The US military's F-35 Joint Strike Fighter aircraft is proving to be a pain in the neck in more ways than one. Not only did the Pentagon spend almost $400 billion to buy 2,400 aircraft - about twice as much as it cost to put a man on the moon - the F-35 program is 7 years behind schedule and $163 billion over budget. This at a time when cuts in the defense budget are forcing the Pentagon to shrink the size of the military. CBS 60 Minutes took a closer look at the troubled fighter plane a few months back, but their rebroadcast on Sunday evening seems like as good a reason as any to revisit one of the biggest ongoing budget debacles in U.S. military memory. David Martin gets an inside look at what makes the F-35 Joint Strike Fighter the most expensive weapons system in history.
> If manned aircraft are so obsolete, why are airlines and shipping companies wasting so much money on pilots?
Inertia.

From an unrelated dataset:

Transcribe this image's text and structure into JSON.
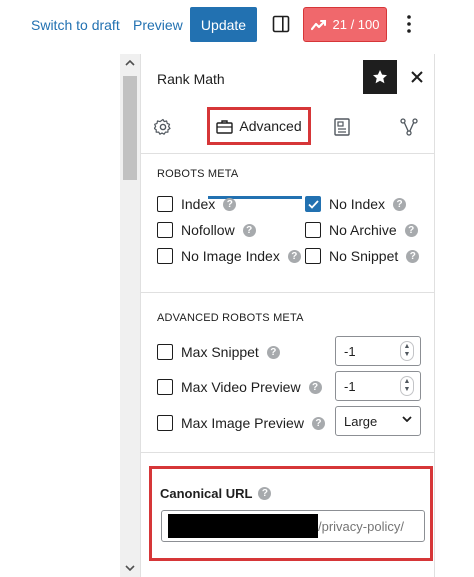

For example, the average age of the UPS fleet is 15.5 years. [airfleets.net]
I don't have specific links handy, but as a regular reader of the risks digest [ncl.ac.uk] where they analyze nearly every fly-by-wire aircrash to death, the odds are against the pilots and in favor of the automation. One of the biggest reasons is that people are prone to error and they tend to do even worse in high stress situations.
I am not sure that I believe that inertia is the only thing holding this back. It seems that we are reading about advances with automated automobiles frequently these days, but they are still prototypes with limited capabilities. I don't see the same advances for UAV's (I don't read much about this, so I could be missing something). The only production models I have seen are small light weight models with a small payload; a camera, and perhaps a limited supply of weapons for military models. I haven't seen anything on the scale of an F-16, or a 727 that would lead me to believe that conventional aircraft with pilots are anywhere close to being obsolete.
Are UAV's safe? Definitely. Are they the future of commercial and military aviation? Probably. Are they going to replace the need for conventional aircraft in the next 10-20 years? I say no.
> Are they going to replace the need for conventional aircraft in the next 10-20 years? I say no.
That's mostly because all of the planes in service today will still be in service 20 years down the line.
Sure, it is a combination of factors. But inertia is the biggest one. There are a lot less airplanes in service than there are cars and they last a lot longer too which translates into slower change.
> I don't see the same advances for UAV's (I don't read much about this, so I could be missing something). The only production models I have seen are small light weight models
You'll note that there is also no such thing as a production autonomous car, even google's soon to be on the road bubblecars are still just testers. But the stuff that is production - auto-follow cruise control, automatic braking, stay-in-lane, etc all have equivalents on airplanes that have been in use for decades.
As for test vehicles, here's one: http://www.baesystems.com/magazine/BAES_051920/look-no-hands [baesystems.com]